“We’re in a river valley and as we get a cold front moving in, we’ll have an inversion at night and trap some of these volatiles closer to the ground,” he said.

But regardless of whether a company is allowed to release a chemical into the air, nobody’s permitted to be a nuisance. And if odors are leaving a property line, the Air Pollution Control District can take action.

But first, the compliance officers have to smell the air themselves.

Millions spent on emission control

Rose Branch has tried to let them know whenever she smells something. She pulls out two sheets of notebook paper stapled together where she’s meticulously recorded all of her calls to the city’s 311 line. There’s the date, time, tracking number, and notes of whether she got a response.

“I’ve got 15 difference instances starting with May,” Branch says.

Six of those complaints were routed to the Air Pollution Control District. But Branch usually smells the odors at night, when compliance officers aren’t on duty. The district took an average of a day-and-a-half to investigate Branch’s complaints, and each time they showed up, the odor was long gone.

The rest of Branch’s complaints were sent to the Metropolitan Sewer District, which also mans the 311 hotline at night. Morris Forman Treatment Plant manager Alex Novak says workers check all the odor control equipment weekly, but extra checks are done when they get odor complaints.

“We’ve spent millions of dollars on odor control systems at the plant,” he said. “Most of them are biological-type systems. And we’ve also covered a lot of basins that could be in the past potential odor sources.”
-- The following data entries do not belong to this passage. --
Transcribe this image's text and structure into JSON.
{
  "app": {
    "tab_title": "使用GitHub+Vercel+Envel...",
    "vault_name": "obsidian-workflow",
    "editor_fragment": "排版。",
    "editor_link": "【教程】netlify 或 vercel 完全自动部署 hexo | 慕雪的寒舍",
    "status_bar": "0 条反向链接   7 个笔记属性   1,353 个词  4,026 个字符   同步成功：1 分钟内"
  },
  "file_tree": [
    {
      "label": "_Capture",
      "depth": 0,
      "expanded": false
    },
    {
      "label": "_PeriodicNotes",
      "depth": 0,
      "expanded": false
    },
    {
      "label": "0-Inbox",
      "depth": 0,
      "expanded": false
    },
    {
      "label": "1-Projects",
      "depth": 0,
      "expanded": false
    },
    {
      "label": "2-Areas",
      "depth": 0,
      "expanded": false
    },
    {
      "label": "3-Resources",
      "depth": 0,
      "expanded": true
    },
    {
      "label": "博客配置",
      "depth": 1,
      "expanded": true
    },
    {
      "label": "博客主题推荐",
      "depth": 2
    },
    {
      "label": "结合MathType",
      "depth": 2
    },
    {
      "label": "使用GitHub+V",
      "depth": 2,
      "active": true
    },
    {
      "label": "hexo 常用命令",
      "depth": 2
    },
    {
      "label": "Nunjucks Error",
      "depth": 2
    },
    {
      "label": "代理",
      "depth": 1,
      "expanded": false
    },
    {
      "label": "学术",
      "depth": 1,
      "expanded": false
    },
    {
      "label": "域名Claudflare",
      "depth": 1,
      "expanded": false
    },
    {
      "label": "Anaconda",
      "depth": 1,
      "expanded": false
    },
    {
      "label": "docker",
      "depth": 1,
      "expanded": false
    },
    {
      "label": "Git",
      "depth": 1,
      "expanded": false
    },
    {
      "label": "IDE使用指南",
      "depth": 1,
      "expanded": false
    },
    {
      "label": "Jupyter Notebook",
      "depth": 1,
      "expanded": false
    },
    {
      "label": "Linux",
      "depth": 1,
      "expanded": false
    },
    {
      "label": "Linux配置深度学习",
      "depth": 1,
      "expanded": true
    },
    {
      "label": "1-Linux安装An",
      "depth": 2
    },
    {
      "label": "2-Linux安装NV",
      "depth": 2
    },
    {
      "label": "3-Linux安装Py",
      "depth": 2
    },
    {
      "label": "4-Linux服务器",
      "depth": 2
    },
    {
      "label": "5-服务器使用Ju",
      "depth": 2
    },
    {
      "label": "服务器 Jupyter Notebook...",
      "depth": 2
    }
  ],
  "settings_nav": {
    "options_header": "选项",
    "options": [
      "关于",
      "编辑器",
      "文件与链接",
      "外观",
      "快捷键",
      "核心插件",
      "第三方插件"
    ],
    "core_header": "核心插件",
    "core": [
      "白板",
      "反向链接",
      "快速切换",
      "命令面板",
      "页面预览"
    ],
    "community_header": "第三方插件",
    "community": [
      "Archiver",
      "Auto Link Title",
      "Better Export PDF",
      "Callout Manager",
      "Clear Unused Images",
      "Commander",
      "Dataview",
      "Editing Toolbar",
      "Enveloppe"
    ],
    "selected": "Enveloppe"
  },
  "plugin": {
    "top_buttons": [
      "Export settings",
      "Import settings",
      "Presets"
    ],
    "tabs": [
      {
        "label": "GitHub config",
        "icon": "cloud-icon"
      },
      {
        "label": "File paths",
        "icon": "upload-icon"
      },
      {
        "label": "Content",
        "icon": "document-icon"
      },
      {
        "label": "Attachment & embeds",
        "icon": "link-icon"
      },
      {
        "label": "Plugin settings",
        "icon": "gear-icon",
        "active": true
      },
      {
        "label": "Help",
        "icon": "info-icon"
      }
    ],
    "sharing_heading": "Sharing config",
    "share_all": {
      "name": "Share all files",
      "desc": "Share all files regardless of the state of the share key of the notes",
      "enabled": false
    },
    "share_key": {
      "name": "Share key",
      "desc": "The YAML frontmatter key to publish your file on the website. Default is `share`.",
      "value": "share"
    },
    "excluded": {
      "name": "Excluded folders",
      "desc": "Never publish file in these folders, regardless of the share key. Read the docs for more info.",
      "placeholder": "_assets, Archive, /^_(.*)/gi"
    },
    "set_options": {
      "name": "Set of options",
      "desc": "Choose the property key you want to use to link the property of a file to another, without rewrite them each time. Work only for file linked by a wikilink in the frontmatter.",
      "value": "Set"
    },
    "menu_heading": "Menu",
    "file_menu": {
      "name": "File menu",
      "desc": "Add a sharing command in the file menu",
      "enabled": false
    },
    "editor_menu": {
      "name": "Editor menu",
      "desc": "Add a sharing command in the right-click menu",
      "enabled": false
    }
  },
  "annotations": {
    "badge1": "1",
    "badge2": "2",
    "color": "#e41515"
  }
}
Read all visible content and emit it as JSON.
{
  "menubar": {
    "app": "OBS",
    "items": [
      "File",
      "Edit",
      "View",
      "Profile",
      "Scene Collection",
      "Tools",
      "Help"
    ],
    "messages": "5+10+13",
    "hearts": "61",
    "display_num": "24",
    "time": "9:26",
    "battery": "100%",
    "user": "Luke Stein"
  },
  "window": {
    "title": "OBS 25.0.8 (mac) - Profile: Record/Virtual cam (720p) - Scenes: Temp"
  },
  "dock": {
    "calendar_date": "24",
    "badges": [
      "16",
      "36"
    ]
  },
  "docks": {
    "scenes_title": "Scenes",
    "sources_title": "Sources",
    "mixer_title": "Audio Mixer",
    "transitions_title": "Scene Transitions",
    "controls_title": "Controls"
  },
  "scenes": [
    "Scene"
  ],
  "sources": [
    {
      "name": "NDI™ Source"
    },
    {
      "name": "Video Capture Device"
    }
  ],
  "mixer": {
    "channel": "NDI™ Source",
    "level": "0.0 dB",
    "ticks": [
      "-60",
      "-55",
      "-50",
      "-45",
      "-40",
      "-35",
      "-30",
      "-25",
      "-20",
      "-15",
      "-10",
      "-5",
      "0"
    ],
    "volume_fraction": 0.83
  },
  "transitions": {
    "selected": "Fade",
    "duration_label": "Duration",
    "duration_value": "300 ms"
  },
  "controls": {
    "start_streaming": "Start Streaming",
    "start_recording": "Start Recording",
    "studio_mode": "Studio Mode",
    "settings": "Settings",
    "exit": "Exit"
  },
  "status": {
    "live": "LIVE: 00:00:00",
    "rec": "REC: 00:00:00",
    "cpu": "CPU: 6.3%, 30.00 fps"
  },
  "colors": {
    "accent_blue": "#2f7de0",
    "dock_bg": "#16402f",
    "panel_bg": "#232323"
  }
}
Other Rubbertown companies similarly tout their efforts to reduce excess emissions. Brian Remsberg of American Synthetic Rubber points to the nearly $50 million in pollution controls the company has installed since 2005.

"ASRC takes a very proactive approach when reporting potential excess emissions to the Louisville Air Pollution Control District,” Remsberg wrote in an email. The company reported 33 excess emission events over the past two years. “After each reported incident, an internal review is executed to determine the root cause of an issue and actions are implemented to prevent a recurrence. In many of the cases mentioned, the internal review determined that no excess emissions actually occurred. This data was also reported to APCD.”

The Air Pollution Control District is actively investigating the smells in Park DuValle and other odors in Riverside Gardens. Nord said the fact that the officers aren’t on duty 24 hours a day is one of the department’s limitations. If an odor is persistent enough, one of the district’s officers will catch it, he said.

“I don’t want to give people the impression that because we don’t have unlimited resources or because we’re not the police department or the fire department that we’re just going to punt on this,” Nord said. “We’re certainly not.”

Nord said these issues are a top priority, as the city works to reduce odors and the associated health effects. And for someone who moves into the area today, their exposure would be lower than in years past. But those who have been exposed to the bad air for years wonder if it’s responsible for the chronic health conditions that affect many in the West End.Listen to the story.

Read the rest of the series.

Coming up Monday: Anecdotally, there are high instances of cancer among those living near Rubbertown. But what do the numbers show?

Erica’s reporting on health issues in Rubbertown was undertaken as a California Endowment Health Journalism Fellow at the University of Southern California's Annenberg School of Journalism.

Erica Peterson is WFPL's Director of News and Programming.